[What needs to be done] The answer must be every entry, given again word for word.

Segment Open

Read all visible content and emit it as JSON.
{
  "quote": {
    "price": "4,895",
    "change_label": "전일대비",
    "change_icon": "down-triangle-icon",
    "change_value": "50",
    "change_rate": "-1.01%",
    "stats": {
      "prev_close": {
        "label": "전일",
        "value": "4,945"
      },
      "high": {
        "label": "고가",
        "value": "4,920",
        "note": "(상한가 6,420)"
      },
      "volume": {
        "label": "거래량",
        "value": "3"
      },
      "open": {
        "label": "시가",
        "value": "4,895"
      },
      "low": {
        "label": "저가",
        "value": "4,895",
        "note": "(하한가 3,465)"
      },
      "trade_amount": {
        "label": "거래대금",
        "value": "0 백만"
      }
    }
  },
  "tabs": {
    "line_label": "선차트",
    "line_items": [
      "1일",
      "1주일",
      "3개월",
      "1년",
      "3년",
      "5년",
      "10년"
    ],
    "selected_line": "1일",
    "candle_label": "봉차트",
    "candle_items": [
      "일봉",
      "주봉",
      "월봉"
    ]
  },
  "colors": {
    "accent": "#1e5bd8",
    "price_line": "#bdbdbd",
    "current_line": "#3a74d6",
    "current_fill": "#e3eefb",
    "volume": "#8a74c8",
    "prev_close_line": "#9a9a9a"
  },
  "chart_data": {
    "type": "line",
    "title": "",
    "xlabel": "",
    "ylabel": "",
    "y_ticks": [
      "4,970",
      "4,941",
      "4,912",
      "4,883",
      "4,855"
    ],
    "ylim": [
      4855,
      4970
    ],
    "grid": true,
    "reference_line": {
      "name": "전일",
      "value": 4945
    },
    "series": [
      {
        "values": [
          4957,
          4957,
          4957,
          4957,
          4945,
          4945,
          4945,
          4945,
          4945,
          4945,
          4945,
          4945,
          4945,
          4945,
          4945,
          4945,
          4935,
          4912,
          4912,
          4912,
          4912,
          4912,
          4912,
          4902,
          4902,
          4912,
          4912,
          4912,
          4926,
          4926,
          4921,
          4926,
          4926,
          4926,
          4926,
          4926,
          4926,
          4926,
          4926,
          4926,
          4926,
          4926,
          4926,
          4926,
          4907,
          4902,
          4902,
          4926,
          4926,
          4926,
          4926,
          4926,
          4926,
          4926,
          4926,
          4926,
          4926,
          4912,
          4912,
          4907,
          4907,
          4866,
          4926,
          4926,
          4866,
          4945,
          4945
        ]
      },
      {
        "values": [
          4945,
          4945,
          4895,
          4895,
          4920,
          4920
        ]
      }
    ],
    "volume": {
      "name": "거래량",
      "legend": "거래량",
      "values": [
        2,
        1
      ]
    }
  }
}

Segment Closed

[Solution]
Read all visible content and emit it as JSON.
{
  "quote": {
    "price": "4,895",
    "change_label": "전일대비",
    "change_icon": "down-triangle-icon",
    "change_value": "50",
    "change_rate": "-1.01%",
    "stats": {
      "prev_close": {
        "label": "전일",
        "value": "4,945"
      },
      "high": {
        "label": "고가",
        "value": "4,920",
        "note": "(상한가 6,420)"
      },
      "volume": {
        "label": "거래량",
        "value": "3"
      },
      "open": {
        "label": "시가",
        "value": "4,895"
      },
      "low": {
        "label": "저가",
        "value": "4,895",
        "note": "(하한가 3,465)"
      },
      "trade_amount": {
        "label": "거래대금",
        "value": "0 백만"
      }
    }
  },
  "tabs": {
    "line_label": "선차트",
    "line_items": [
      "1일",
      "1주일",
      "3개월",
      "1년",
      "3년",
      "5년",
      "10년"
    ],
    "selected_line": "1일",
    "candle_label": "봉차트",
    "candle_items": [
      "일봉",
      "주봉",
      "월봉"
    ]
  },
  "colors": {
    "accent": "#1e5bd8",
    "price_line": "#bdbdbd",
    "current_line": "#3a74d6",
    "current_fill": "#e3eefb",
    "volume": "#8a74c8",
    "prev_close_line": "#9a9a9a"
  },
  "chart_data": {
    "type": "line",
    "title": "",
    "xlabel": "",
    "ylabel": "",
    "y_ticks": [
      "4,970",
      "4,941",
      "4,912",
      "4,883",
      "4,855"
    ],
    "ylim": [
      4855,
      4970
    ],
    "grid": true,
    "reference_line": {
      "name": "전일",
      "value": 4945
    },
    "series": [
      {
        "values": [
          4957,
          4957,
          4957,
          4957,
          4945,
          4945,
          4945,
          4945,
          4945,
          4945,
          4945,
          4945,
          4945,
          4945,
          4945,
          4945,
          4935,
          4912,
          4912,
          4912,
          4912,
          4912,
          4912,
          4902,
          4902,
          4912,
          4912,
          4912,
          4926,
          4926,
          4921,
          4926,
          4926,
          4926,
          4926,
          4926,
          4926,
          4926,
          4926,
          4926,
          4926,
          4926,
          4926,
          4926,
          4907,
          4902,
          4902,
          4926,
          4926,
          4926,
          4926,
          4926,
          4926,
          4926,
          4926,
          4926,
          4926,
          4912,
          4912,
          4907,
          4907,
          4866,
          4926,
          4926,
          4866,
          4945,
          4945
        ]
      },
      {
        "values": [
          4945,
          4945,
          4895,
          4895,
          4920,
          4920
        ]
      }
    ],
    "volume": {
      "name": "거래량",
      "legend": "거래량",
      "values": [
        2,
        1
      ]
    }
  }
}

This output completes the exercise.